At the heart of this view, which seems to accord so well with reality, is a belief that one’s status as a member of legitimate society is determined in America by economics - and that one’s economic status, as a rule, is determined most of all by whether or not you’ve been admitted to college.
This is an illusion - as the very economic value of a college degree shows. For what is it about going to college that results in a job and a “future”? In a few technical or theoretical fields, the answer is still the education. Some students still get hired for mastering a disciplined training in highly specialized skills.
More are hired simply because they have a degree. Relative to that credential, the particulars of their coursework, field of study and sometimes even academic performance are irrelevant.

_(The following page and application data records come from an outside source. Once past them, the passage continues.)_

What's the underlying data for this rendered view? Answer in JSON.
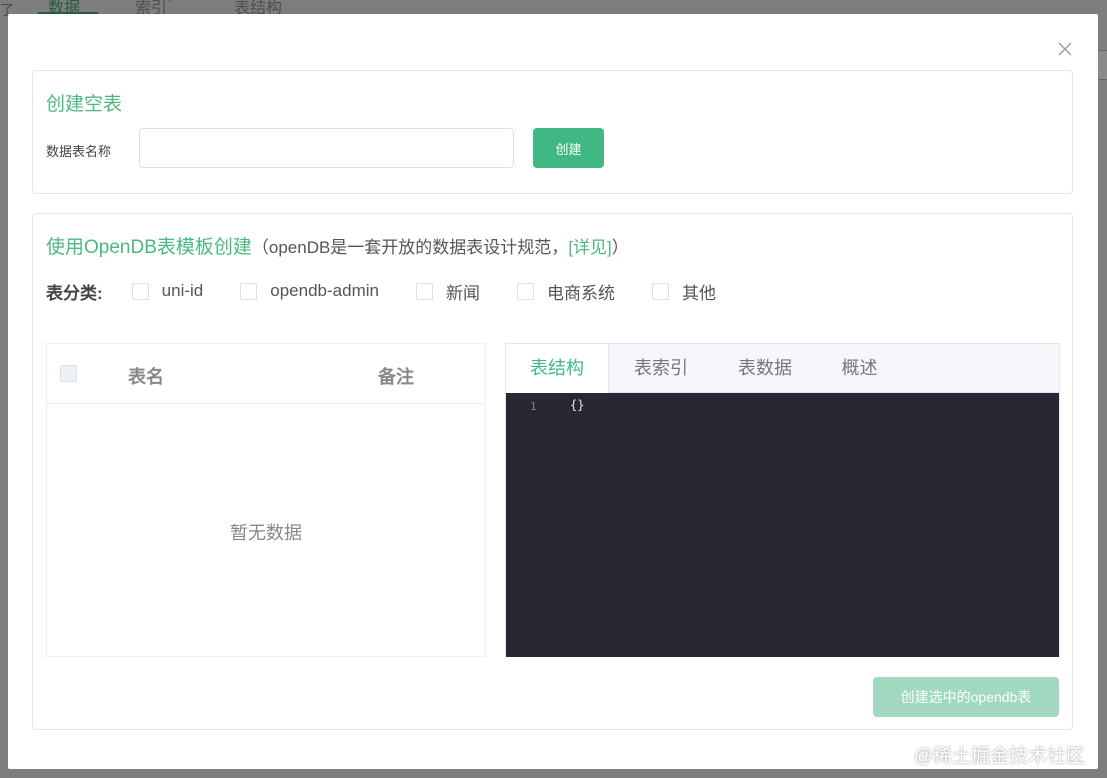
{
  "background": {
    "tabs": [
      "数据",
      "索引",
      "表结构"
    ],
    "tab_marker": "*",
    "edge_char": "了"
  },
  "dialog": {
    "create_empty": {
      "title": "创建空表",
      "name_label": "数据表名称",
      "name_value": "",
      "create_label": "创建"
    },
    "opendb": {
      "title": "使用OpenDB表模板创建",
      "subtitle": "（openDB是一套开放的数据表设计规范，",
      "link": "[详见]",
      "subtitle_end": "）",
      "category_label": "表分类:",
      "categories": [
        "uni-id",
        "opendb-admin",
        "新闻",
        "电商系统",
        "其他"
      ],
      "table": {
        "columns": [
          "表名",
          "备注"
        ],
        "empty_text": "暂无数据"
      },
      "tabs": [
        "表结构",
        "表索引",
        "表数据",
        "概述"
      ],
      "active_tab": "表结构",
      "editor": {
        "line_number": "1",
        "code": "{}"
      },
      "create_selected_label": "创建选中的opendb表"
    }
  },
  "watermark": "@稀土掘金技术社区",
  "colors": {
    "accent": "#41b883",
    "editor_bg": "#272833"
  }
}
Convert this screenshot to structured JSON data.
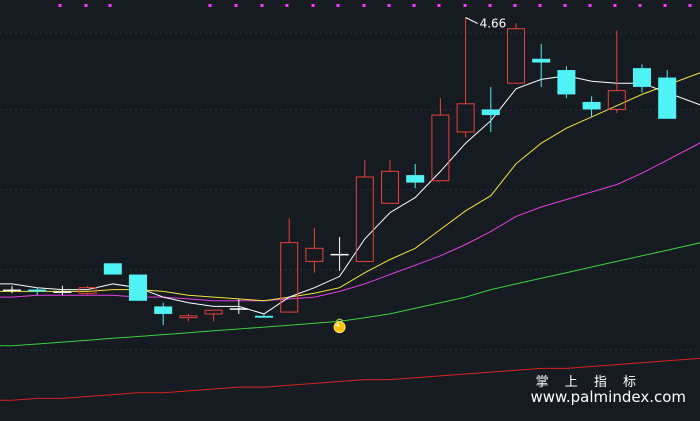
{
  "chart_data": {
    "type": "candlestick",
    "peak_label": "4.66",
    "ylim": [
      2.6,
      4.7
    ],
    "grid": true,
    "colors": {
      "background": "#161a21",
      "grid": "#2b3340",
      "up": "#e8423c",
      "down": "#4ff3f5",
      "flat": "#ffffff",
      "ma_fast": "#ffffff",
      "ma_mid": "#f1e53c",
      "ma_long": "#e13fe3",
      "ma_longer": "#3cd23c",
      "ma_longest": "#d62222",
      "top_markers": "#ff38ff",
      "signal": "#f7c300"
    },
    "candles": [
      {
        "o": 3.21,
        "h": 3.23,
        "l": 3.19,
        "c": 3.21
      },
      {
        "o": 3.21,
        "h": 3.22,
        "l": 3.18,
        "c": 3.2
      },
      {
        "o": 3.2,
        "h": 3.23,
        "l": 3.18,
        "c": 3.2
      },
      {
        "o": 3.19,
        "h": 3.23,
        "l": 3.18,
        "c": 3.22
      },
      {
        "o": 3.35,
        "h": 3.35,
        "l": 3.29,
        "c": 3.29
      },
      {
        "o": 3.29,
        "h": 3.29,
        "l": 3.15,
        "c": 3.15
      },
      {
        "o": 3.12,
        "h": 3.14,
        "l": 3.02,
        "c": 3.08
      },
      {
        "o": 3.06,
        "h": 3.08,
        "l": 3.04,
        "c": 3.07
      },
      {
        "o": 3.08,
        "h": 3.1,
        "l": 3.04,
        "c": 3.1
      },
      {
        "o": 3.11,
        "h": 3.16,
        "l": 3.08,
        "c": 3.11
      },
      {
        "o": 3.07,
        "h": 3.08,
        "l": 3.06,
        "c": 3.06
      },
      {
        "o": 3.09,
        "h": 3.59,
        "l": 3.09,
        "c": 3.46
      },
      {
        "o": 3.36,
        "h": 3.54,
        "l": 3.3,
        "c": 3.43
      },
      {
        "o": 3.4,
        "h": 3.49,
        "l": 3.31,
        "c": 3.4
      },
      {
        "o": 3.36,
        "h": 3.9,
        "l": 3.36,
        "c": 3.81
      },
      {
        "o": 3.67,
        "h": 3.9,
        "l": 3.67,
        "c": 3.84
      },
      {
        "o": 3.82,
        "h": 3.88,
        "l": 3.75,
        "c": 3.78
      },
      {
        "o": 3.79,
        "h": 4.23,
        "l": 3.79,
        "c": 4.14
      },
      {
        "o": 4.05,
        "h": 4.66,
        "l": 4.02,
        "c": 4.2
      },
      {
        "o": 4.17,
        "h": 4.29,
        "l": 4.05,
        "c": 4.14
      },
      {
        "o": 4.31,
        "h": 4.63,
        "l": 4.31,
        "c": 4.6
      },
      {
        "o": 4.44,
        "h": 4.52,
        "l": 4.29,
        "c": 4.42
      },
      {
        "o": 4.38,
        "h": 4.4,
        "l": 4.23,
        "c": 4.25
      },
      {
        "o": 4.21,
        "h": 4.24,
        "l": 4.13,
        "c": 4.17
      },
      {
        "o": 4.17,
        "h": 4.59,
        "l": 4.15,
        "c": 4.27
      },
      {
        "o": 4.39,
        "h": 4.41,
        "l": 4.26,
        "c": 4.29
      },
      {
        "o": 4.34,
        "h": 4.38,
        "l": 4.12,
        "c": 4.12
      }
    ],
    "ma_fast": [
      3.24,
      3.22,
      3.21,
      3.21,
      3.24,
      3.22,
      3.17,
      3.14,
      3.12,
      3.12,
      3.08,
      3.17,
      3.22,
      3.28,
      3.48,
      3.62,
      3.7,
      3.84,
      3.99,
      4.11,
      4.28,
      4.33,
      4.35,
      4.32,
      4.31,
      4.31,
      4.26
    ],
    "ma_mid": [
      3.2,
      3.2,
      3.2,
      3.2,
      3.21,
      3.21,
      3.2,
      3.18,
      3.17,
      3.16,
      3.15,
      3.17,
      3.19,
      3.22,
      3.3,
      3.37,
      3.43,
      3.53,
      3.63,
      3.71,
      3.88,
      3.99,
      4.07,
      4.13,
      4.19,
      4.25,
      4.3
    ],
    "ma_long": [
      3.17,
      3.18,
      3.18,
      3.18,
      3.18,
      3.17,
      3.17,
      3.16,
      3.15,
      3.15,
      3.15,
      3.16,
      3.17,
      3.2,
      3.24,
      3.29,
      3.34,
      3.39,
      3.45,
      3.52,
      3.6,
      3.65,
      3.69,
      3.73,
      3.77,
      3.83,
      3.9
    ],
    "ma_longer": [
      2.91,
      2.92,
      2.93,
      2.94,
      2.95,
      2.96,
      2.97,
      2.98,
      2.99,
      3.0,
      3.01,
      3.02,
      3.03,
      3.04,
      3.06,
      3.08,
      3.11,
      3.14,
      3.17,
      3.21,
      3.24,
      3.27,
      3.3,
      3.33,
      3.36,
      3.39,
      3.42
    ],
    "ma_longest": [
      2.62,
      2.63,
      2.63,
      2.64,
      2.65,
      2.66,
      2.66,
      2.67,
      2.68,
      2.69,
      2.69,
      2.7,
      2.71,
      2.72,
      2.73,
      2.73,
      2.74,
      2.75,
      2.76,
      2.77,
      2.78,
      2.79,
      2.79,
      2.8,
      2.81,
      2.82,
      2.83
    ],
    "signal_candle_index": 13,
    "signal_value": 3.01
  },
  "watermark": {
    "line1": "掌 上 指 标",
    "line2": "www.palmindex.com"
  }
}
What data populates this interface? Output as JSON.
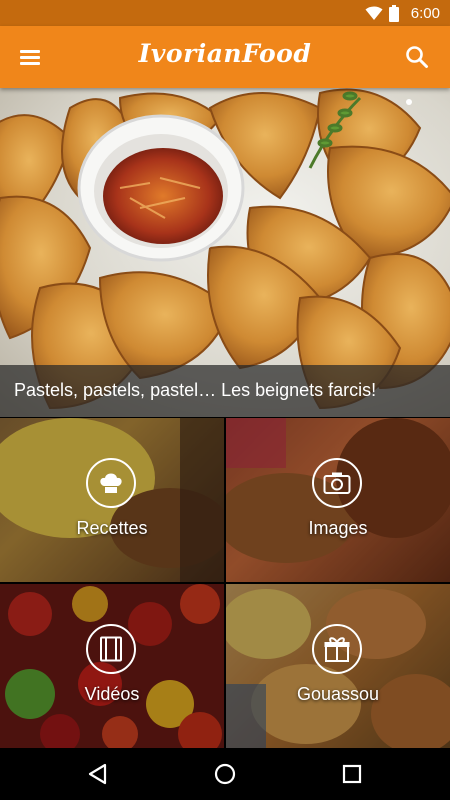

We do not fixate on higher education as the key to employment because it trains Americans how and where to take their place in the economy. The market does that for them.
We fixate on higher education as the key to employment because no other institution but college really acculturates Americans into “legitimate” society. Those who do not attend college are second-class citizens in a cultural sense first, and in an economic one only second.
A man of faith in a godless age is hitting Americans where it hurts.
Mr. and Mrs. American Spectator Reader, let P.J. O’Rourke talk sense to your kids.
In Britain, defending your property can get you life.
The debacle of this president’s administration is both a cause and a symptom of the decline of American values. Unless Congress impeaches him, that decline will go on unchecked. An eminent jurist surveys the damage and assesses the chances for the recovery of our culture.
It won’t take long for conservatives to scratch this presidential wannabe off their 2008 scorecard.
The American Christmas, like the songs that celebrate it, makes room for everybody under the rainbow. Is that why so many people seem to be hostile to it?
Was the President done in by the economy, or by the politics of the economy?